──────── Dataset content

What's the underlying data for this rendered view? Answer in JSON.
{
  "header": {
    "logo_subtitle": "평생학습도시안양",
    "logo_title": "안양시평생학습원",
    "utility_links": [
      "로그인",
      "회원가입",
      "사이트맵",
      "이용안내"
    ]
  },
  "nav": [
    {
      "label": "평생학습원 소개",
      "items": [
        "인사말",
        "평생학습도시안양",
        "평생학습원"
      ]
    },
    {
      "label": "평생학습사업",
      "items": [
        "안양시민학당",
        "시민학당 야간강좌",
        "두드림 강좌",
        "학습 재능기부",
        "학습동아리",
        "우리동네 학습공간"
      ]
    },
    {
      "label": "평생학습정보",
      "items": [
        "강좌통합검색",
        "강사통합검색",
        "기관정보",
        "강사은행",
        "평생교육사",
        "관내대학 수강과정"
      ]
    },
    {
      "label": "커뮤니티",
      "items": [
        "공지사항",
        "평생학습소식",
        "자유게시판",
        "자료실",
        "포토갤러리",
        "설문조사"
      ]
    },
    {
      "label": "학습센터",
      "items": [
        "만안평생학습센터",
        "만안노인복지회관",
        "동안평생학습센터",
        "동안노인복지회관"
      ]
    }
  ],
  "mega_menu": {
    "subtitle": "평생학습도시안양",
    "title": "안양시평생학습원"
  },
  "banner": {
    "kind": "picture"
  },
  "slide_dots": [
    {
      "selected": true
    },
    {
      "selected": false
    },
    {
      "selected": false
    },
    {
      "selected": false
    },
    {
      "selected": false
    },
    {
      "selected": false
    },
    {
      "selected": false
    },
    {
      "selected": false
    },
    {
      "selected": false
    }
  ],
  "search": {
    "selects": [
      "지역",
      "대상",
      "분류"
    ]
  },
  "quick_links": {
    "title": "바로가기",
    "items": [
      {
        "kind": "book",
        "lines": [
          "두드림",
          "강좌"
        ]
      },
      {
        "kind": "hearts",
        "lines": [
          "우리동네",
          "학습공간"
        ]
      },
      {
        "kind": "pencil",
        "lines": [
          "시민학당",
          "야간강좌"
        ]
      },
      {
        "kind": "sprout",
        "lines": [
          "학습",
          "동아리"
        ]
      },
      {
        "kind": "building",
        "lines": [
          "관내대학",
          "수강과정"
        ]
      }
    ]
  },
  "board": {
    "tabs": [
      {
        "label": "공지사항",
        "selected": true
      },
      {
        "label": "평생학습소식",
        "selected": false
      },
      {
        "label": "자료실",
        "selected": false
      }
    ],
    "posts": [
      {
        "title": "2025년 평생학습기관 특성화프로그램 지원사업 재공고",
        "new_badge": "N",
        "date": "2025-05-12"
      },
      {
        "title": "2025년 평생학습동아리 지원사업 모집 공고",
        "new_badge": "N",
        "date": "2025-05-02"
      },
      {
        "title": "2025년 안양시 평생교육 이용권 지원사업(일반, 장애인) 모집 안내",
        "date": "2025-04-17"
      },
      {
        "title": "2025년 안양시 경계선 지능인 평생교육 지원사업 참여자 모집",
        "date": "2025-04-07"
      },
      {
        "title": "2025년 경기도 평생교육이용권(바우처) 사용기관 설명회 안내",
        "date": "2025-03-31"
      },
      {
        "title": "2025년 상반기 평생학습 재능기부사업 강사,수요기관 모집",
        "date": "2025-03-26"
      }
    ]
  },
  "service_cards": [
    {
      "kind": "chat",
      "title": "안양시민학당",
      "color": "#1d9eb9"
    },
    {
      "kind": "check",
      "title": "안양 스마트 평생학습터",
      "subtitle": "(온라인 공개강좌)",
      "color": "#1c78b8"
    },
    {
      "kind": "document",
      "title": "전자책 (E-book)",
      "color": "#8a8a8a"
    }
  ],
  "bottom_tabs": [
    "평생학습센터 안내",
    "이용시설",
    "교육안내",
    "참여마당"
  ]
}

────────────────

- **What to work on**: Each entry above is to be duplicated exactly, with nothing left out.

- **Solution to the exercise**:
What's the underlying data for this rendered view? Answer in JSON.
{
  "header": {
    "logo_subtitle": "평생학습도시안양",
    "logo_title": "안양시평생학습원",
    "utility_links": [
      "로그인",
      "회원가입",
      "사이트맵",
      "이용안내"
    ]
  },
  "nav": [
    {
      "label": "평생학습원 소개",
      "items": [
        "인사말",
        "평생학습도시안양",
        "평생학습원"
      ]
    },
    {
      "label": "평생학습사업",
      "items": [
        "안양시민학당",
        "시민학당 야간강좌",
        "두드림 강좌",
        "학습 재능기부",
        "학습동아리",
        "우리동네 학습공간"
      ]
    },
    {
      "label": "평생학습정보",
      "items": [
        "강좌통합검색",
        "강사통합검색",
        "기관정보",
        "강사은행",
        "평생교육사",
        "관내대학 수강과정"
      ]
    },
    {
      "label": "커뮤니티",
      "items": [
        "공지사항",
        "평생학습소식",
        "자유게시판",
        "자료실",
        "포토갤러리",
        "설문조사"
      ]
    },
    {
      "label": "학습센터",
      "items": [
        "만안평생학습센터",
        "만안노인복지회관",
        "동안평생학습센터",
        "동안노인복지회관"
      ]
    }
  ],
  "mega_menu": {
    "subtitle": "평생학습도시안양",
    "title": "안양시평생학습원"
  },
  "banner": {
    "kind": "picture"
  },
  "slide_dots": [
    {
      "selected": true
    },
    {
      "selected": false
    },
    {
      "selected": false
    },
    {
      "selected": false
    },
    {
      "selected": false
    },
    {
      "selected": false
    },
    {
      "selected": false
    },
    {
      "selected": false
    },
    {
      "selected": false
    }
  ],
  "search": {
    "selects": [
      "지역",
      "대상",
      "분류"
    ]
  },
  "quick_links": {
    "title": "바로가기",
    "items": [
      {
        "kind": "book",
        "lines": [
          "두드림",
          "강좌"
        ]
      },
      {
        "kind": "hearts",
        "lines": [
          "우리동네",
          "학습공간"
        ]
      },
      {
        "kind": "pencil",
        "lines": [
          "시민학당",
          "야간강좌"
        ]
      },
      {
        "kind": "sprout",
        "lines": [
          "학습",
          "동아리"
        ]
      },
      {
        "kind": "building",
        "lines": [
          "관내대학",
          "수강과정"
        ]
      }
    ]
  },
  "board": {
    "tabs": [
      {
        "label": "공지사항",
        "selected": true
      },
      {
        "label": "평생학습소식",
        "selected": false
      },
      {
        "label": "자료실",
        "selected": false
      }
    ],
    "posts": [
      {
        "title": "2025년 평생학습기관 특성화프로그램 지원사업 재공고",
        "new_badge": "N",
        "date": "2025-05-12"
      },
      {
        "title": "2025년 평생학습동아리 지원사업 모집 공고",
        "new_badge": "N",
        "date": "2025-05-02"
      },
      {
        "title": "2025년 안양시 평생교육 이용권 지원사업(일반, 장애인) 모집 안내",
        "date": "2025-04-17"
      },
      {
        "title": "2025년 안양시 경계선 지능인 평생교육 지원사업 참여자 모집",
        "date": "2025-04-07"
      },
      {
        "title": "2025년 경기도 평생교육이용권(바우처) 사용기관 설명회 안내",
        "date": "2025-03-31"
      },
      {
        "title": "2025년 상반기 평생학습 재능기부사업 강사,수요기관 모집",
        "date": "2025-03-26"
      }
    ]
  },
  "service_cards": [
    {
      "kind": "chat",
      "title": "안양시민학당",
      "color": "#1d9eb9"
    },
    {
      "kind": "check",
      "title": "안양 스마트 평생학습터",
      "subtitle": "(온라인 공개강좌)",
      "color": "#1c78b8"
    },
    {
      "kind": "document",
      "title": "전자책 (E-book)",
      "color": "#8a8a8a"
    }
  ],
  "bottom_tabs": [
    "평생학습센터 안내",
    "이용시설",
    "교육안내",
    "참여마당"
  ]
}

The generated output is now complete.